Task material Start Marker
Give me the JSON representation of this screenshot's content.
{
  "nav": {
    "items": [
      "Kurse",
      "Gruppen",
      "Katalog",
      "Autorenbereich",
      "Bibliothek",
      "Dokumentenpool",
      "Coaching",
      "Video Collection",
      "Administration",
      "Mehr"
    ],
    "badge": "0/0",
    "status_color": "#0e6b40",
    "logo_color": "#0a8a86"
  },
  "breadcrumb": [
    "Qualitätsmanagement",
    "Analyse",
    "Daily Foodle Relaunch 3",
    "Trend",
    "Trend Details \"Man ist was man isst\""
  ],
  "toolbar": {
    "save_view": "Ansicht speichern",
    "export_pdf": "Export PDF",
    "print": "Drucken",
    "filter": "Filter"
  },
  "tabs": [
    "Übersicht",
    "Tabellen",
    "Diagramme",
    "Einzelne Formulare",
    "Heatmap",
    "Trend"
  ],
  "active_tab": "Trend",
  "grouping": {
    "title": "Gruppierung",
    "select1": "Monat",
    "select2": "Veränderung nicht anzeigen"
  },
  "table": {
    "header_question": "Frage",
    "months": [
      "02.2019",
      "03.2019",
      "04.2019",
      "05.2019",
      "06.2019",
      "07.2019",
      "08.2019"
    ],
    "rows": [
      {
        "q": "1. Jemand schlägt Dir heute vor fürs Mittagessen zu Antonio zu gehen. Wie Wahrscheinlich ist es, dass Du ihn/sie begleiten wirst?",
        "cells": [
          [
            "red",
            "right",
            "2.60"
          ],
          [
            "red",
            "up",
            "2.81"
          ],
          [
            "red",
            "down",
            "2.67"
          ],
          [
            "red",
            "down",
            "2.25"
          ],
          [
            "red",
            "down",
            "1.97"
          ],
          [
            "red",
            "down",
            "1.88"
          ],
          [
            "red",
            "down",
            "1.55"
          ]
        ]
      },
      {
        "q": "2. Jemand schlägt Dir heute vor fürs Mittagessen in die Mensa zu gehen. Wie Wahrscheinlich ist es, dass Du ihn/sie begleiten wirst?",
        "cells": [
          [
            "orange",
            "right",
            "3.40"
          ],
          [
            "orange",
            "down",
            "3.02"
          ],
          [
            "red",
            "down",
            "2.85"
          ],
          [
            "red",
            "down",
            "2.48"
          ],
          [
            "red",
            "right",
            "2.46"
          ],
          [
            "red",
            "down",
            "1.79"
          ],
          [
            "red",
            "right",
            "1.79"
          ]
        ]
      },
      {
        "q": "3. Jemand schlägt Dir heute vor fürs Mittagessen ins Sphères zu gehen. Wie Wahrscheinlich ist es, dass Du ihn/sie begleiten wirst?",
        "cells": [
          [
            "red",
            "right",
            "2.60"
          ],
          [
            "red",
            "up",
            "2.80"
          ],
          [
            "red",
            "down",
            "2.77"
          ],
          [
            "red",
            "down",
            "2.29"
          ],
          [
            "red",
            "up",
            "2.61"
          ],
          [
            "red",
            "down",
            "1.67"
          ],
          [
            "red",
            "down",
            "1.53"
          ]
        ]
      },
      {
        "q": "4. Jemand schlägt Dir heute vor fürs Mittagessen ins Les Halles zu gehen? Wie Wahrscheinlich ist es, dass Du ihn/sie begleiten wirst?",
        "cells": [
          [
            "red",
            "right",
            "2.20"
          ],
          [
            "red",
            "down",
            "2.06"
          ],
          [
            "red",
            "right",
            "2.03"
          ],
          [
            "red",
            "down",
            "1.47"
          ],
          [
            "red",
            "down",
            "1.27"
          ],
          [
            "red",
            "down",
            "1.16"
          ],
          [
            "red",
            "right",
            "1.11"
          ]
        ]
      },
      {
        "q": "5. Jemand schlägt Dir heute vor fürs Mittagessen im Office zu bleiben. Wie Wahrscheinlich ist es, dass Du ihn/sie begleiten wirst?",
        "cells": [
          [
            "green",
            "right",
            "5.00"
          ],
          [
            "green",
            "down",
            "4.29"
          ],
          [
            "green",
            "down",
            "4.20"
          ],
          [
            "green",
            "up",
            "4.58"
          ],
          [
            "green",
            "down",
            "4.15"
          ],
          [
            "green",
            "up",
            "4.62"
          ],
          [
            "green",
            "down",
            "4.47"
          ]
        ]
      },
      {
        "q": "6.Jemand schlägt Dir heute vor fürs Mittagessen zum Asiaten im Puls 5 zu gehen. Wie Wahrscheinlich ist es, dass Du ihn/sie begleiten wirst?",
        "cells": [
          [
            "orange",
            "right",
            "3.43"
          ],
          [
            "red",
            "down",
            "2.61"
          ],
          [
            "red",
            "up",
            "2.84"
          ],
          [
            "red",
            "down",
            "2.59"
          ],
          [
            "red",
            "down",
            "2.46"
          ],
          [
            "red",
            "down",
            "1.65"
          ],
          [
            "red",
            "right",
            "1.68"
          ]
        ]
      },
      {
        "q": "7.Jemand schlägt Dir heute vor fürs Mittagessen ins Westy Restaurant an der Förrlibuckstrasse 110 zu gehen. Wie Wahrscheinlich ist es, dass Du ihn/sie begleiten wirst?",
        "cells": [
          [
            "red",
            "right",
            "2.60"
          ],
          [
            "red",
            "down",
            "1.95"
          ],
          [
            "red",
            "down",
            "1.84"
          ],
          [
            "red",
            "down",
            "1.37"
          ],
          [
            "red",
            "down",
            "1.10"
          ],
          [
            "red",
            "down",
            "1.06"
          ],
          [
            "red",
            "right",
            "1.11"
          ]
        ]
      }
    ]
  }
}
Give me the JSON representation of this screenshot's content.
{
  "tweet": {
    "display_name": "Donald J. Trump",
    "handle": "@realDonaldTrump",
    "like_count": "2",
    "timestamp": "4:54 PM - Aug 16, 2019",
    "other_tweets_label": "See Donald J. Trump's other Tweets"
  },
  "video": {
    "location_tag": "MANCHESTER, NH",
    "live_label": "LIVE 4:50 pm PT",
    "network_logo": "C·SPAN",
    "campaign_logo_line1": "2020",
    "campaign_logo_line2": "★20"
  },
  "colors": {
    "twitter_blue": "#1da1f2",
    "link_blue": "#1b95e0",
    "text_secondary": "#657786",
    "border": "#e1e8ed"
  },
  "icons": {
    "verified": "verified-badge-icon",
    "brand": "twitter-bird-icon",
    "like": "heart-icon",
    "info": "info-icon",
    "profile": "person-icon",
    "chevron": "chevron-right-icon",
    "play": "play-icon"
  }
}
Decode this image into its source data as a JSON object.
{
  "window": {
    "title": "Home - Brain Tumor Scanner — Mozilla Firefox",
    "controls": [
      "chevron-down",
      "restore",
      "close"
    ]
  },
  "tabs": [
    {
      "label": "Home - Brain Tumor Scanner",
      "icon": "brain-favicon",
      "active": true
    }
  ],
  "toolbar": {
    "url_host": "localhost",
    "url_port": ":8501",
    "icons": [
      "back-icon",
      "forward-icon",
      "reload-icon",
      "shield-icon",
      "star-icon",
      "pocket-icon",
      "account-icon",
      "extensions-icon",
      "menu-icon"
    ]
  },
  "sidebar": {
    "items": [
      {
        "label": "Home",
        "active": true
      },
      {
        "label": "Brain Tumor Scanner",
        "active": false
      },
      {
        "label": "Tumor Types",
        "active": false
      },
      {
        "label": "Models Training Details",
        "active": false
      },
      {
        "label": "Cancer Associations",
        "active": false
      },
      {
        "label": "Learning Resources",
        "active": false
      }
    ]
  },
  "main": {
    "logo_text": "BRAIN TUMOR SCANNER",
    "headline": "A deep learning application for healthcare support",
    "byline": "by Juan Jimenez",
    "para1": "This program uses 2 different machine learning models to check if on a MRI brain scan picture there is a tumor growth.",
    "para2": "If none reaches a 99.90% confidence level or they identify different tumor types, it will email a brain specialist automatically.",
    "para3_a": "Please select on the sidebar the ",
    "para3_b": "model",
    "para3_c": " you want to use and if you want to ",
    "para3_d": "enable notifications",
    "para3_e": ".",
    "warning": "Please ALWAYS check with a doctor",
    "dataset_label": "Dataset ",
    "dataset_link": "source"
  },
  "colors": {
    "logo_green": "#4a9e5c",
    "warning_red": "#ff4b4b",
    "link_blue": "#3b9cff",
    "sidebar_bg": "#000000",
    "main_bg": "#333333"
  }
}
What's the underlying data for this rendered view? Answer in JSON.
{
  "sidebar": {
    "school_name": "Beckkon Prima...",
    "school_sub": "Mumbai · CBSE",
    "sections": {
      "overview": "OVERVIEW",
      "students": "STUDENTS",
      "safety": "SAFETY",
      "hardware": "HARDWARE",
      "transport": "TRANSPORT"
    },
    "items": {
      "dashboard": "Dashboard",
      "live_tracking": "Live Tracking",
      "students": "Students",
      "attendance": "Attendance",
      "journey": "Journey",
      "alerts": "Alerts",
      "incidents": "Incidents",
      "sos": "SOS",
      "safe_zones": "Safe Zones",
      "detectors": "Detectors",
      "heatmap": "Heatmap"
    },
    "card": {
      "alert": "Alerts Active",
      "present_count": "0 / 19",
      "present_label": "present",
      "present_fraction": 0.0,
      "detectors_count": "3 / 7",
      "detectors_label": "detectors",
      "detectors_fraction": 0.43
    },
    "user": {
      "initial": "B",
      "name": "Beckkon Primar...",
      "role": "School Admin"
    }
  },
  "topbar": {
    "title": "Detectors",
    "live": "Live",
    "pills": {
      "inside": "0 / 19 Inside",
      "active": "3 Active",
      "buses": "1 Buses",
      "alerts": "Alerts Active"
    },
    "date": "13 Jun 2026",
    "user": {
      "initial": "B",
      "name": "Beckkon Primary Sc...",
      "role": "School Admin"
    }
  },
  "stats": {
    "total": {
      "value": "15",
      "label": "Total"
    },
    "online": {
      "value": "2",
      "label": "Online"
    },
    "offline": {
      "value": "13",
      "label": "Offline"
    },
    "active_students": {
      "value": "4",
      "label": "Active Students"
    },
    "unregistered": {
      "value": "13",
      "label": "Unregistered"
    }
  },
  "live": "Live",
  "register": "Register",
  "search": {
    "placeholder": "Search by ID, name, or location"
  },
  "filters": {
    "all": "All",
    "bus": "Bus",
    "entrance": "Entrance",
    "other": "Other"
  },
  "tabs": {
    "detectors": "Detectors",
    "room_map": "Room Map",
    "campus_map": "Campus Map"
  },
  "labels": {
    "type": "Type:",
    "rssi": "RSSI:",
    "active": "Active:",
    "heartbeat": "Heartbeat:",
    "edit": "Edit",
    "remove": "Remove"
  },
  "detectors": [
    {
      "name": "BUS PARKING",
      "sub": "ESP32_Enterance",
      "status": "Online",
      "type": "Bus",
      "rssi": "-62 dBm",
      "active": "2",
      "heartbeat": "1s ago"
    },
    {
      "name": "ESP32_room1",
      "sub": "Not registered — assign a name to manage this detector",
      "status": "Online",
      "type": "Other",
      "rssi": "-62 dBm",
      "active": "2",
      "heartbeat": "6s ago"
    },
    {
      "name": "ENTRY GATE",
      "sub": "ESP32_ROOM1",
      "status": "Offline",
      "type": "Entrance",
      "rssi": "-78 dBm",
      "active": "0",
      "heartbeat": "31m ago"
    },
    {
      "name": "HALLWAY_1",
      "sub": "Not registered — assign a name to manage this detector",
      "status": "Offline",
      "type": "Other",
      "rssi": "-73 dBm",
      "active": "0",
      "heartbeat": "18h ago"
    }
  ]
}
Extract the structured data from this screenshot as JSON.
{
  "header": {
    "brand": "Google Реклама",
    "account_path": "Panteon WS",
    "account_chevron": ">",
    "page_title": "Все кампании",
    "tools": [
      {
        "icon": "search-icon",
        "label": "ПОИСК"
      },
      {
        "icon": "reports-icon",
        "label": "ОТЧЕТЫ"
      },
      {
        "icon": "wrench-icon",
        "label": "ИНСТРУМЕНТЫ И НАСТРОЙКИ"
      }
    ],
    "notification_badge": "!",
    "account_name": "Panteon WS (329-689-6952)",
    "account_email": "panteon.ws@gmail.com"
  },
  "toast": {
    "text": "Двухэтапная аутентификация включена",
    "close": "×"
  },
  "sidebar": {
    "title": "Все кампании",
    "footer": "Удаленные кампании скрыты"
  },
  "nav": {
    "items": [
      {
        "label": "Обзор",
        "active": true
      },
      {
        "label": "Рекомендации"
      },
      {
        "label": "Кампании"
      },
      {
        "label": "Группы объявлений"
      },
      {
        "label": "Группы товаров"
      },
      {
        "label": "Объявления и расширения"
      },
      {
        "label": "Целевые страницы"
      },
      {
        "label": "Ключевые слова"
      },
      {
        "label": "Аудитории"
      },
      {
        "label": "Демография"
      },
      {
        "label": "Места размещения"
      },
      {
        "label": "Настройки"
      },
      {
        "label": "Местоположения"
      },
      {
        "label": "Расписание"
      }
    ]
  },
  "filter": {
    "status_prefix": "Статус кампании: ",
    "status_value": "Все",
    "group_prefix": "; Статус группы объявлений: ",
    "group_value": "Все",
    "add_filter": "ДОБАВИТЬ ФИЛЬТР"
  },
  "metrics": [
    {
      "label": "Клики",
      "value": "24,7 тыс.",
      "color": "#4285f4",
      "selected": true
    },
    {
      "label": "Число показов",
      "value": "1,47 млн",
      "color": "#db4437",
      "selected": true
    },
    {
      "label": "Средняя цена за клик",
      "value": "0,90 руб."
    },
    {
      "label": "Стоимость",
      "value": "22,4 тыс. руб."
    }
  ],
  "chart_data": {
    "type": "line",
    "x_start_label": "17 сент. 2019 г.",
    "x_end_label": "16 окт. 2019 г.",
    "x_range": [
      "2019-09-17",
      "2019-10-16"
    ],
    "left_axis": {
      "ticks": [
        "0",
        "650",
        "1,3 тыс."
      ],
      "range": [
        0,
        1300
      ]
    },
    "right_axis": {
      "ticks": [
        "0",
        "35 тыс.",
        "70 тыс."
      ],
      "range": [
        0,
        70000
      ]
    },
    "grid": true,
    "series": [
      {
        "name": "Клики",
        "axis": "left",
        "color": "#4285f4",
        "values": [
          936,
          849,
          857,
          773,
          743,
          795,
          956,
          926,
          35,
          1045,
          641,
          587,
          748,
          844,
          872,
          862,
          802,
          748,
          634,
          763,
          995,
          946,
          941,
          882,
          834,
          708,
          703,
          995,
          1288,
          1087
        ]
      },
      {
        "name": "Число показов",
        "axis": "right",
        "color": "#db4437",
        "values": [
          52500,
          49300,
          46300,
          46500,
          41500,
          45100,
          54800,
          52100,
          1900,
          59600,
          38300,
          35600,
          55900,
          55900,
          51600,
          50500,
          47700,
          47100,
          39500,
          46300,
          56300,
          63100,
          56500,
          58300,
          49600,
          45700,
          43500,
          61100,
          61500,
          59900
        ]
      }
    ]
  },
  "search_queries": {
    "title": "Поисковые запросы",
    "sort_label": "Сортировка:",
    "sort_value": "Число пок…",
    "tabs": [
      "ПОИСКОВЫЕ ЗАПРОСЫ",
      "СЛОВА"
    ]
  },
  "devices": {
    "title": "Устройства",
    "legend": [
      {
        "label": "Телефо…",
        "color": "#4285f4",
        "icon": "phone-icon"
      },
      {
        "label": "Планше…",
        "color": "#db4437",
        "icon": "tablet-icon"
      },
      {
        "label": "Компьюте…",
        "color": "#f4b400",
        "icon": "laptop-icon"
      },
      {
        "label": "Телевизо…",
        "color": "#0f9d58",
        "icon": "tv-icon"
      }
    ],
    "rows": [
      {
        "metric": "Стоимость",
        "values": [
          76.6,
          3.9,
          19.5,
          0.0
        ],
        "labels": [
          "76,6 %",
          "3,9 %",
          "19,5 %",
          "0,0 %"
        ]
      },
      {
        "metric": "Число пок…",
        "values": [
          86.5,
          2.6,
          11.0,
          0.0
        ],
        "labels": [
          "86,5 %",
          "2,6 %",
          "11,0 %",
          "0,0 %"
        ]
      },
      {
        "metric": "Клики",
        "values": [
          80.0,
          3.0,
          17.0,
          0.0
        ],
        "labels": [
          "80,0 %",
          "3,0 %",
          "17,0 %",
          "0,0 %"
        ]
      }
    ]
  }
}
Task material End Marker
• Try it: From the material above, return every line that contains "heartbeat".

• Task result:
    "heartbeat": "Heartbeat:",
      "heartbeat": "1s ago"
      "heartbeat": "6s ago"
      "heartbeat": "31m ago"
      "heartbeat": "18h ago"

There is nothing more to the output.